WHAT NEEDS TO BE DONE » Your response needs to be the data below, retyped exactly.

DATA RECORDS »
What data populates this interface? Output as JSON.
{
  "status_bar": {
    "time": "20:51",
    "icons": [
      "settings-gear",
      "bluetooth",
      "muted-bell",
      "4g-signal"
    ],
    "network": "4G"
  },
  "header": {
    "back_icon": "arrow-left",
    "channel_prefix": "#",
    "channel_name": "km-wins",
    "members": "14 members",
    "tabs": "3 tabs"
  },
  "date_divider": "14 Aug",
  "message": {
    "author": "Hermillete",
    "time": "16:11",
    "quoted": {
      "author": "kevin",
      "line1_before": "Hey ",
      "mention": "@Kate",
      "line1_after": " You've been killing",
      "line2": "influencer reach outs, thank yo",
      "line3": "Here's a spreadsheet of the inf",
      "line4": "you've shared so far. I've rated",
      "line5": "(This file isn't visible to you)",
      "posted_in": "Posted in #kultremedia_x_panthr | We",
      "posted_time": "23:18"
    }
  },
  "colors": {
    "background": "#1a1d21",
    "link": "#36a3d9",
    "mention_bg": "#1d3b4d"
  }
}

RESULT OF THE EXERCISE »
What data populates this interface? Output as JSON.
{
  "status_bar": {
    "time": "20:51",
    "icons": [
      "settings-gear",
      "bluetooth",
      "muted-bell",
      "4g-signal"
    ],
    "network": "4G"
  },
  "header": {
    "back_icon": "arrow-left",
    "channel_prefix": "#",
    "channel_name": "km-wins",
    "members": "14 members",
    "tabs": "3 tabs"
  },
  "date_divider": "14 Aug",
  "message": {
    "author": "Hermillete",
    "time": "16:11",
    "quoted": {
      "author": "kevin",
      "line1_before": "Hey ",
      "mention": "@Kate",
      "line1_after": " You've been killing",
      "line2": "influencer reach outs, thank yo",
      "line3": "Here's a spreadsheet of the inf",
      "line4": "you've shared so far. I've rated",
      "line5": "(This file isn't visible to you)",
      "posted_in": "Posted in #kultremedia_x_panthr | We",
      "posted_time": "23:18"
    }
  },
  "colors": {
    "background": "#1a1d21",
    "link": "#36a3d9",
    "mention_bg": "#1d3b4d"
  }
}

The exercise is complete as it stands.